(Records from a collection)
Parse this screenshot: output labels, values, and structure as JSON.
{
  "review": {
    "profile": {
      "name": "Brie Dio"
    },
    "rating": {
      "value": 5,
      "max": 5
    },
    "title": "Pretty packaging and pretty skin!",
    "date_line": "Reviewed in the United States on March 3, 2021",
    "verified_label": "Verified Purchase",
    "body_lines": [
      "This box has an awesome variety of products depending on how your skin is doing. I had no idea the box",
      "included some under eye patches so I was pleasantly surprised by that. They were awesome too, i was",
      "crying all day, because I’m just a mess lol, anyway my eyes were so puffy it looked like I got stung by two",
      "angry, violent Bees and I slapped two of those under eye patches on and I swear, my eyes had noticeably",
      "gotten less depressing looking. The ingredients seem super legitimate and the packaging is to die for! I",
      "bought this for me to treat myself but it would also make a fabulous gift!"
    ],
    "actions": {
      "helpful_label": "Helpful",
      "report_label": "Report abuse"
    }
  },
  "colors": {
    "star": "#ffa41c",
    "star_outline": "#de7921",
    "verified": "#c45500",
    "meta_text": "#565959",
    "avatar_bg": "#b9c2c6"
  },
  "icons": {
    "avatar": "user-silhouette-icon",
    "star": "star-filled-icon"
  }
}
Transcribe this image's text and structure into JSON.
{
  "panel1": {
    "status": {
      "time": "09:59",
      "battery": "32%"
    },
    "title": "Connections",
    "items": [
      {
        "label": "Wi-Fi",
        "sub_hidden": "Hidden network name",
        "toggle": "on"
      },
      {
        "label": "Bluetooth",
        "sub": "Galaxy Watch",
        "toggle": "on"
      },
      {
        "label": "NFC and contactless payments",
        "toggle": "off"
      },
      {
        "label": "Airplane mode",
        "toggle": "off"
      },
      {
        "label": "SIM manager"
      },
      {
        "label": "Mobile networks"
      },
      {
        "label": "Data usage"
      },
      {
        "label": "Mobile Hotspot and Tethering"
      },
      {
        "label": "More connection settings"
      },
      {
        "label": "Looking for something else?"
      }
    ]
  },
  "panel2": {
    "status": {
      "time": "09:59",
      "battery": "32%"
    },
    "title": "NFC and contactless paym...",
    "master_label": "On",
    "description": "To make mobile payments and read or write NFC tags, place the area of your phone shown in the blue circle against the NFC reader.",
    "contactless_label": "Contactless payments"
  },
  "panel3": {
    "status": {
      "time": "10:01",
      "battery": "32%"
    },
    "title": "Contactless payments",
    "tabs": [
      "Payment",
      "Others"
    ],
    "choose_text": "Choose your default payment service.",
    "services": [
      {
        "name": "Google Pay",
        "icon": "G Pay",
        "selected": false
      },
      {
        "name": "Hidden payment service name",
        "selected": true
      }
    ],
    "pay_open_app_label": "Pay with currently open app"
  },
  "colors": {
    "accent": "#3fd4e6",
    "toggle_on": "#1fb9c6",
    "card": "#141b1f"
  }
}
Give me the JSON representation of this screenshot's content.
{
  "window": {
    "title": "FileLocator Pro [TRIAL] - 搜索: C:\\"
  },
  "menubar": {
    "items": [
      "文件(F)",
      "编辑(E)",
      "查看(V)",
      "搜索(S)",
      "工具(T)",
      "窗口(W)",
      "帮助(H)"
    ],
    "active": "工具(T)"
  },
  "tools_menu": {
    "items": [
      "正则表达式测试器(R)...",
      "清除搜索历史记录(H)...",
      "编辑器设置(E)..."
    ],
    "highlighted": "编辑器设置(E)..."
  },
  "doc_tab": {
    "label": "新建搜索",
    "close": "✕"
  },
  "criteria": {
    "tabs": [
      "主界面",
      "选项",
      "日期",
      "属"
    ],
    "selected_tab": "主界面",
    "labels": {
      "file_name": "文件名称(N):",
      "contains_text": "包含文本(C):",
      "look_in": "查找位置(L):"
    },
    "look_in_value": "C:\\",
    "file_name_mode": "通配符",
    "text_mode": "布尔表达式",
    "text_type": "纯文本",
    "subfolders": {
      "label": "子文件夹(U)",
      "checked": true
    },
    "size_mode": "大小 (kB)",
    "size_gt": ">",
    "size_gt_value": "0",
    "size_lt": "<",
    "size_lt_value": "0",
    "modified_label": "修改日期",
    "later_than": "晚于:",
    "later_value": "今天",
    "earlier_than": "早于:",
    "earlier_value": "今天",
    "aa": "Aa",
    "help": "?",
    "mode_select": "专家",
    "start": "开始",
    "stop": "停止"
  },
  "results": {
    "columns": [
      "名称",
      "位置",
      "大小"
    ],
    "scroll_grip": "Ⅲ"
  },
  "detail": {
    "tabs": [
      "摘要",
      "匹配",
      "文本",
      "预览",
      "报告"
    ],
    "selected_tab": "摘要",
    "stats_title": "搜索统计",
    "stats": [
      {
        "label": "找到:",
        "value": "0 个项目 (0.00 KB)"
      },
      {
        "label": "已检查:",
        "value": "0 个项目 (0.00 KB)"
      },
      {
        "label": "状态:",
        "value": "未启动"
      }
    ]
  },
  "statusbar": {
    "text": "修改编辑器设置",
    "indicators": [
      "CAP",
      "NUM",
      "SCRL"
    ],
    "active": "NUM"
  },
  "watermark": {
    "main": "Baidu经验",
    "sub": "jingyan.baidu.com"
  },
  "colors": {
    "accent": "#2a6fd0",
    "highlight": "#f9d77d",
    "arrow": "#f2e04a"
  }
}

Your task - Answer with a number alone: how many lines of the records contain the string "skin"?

Task response - 2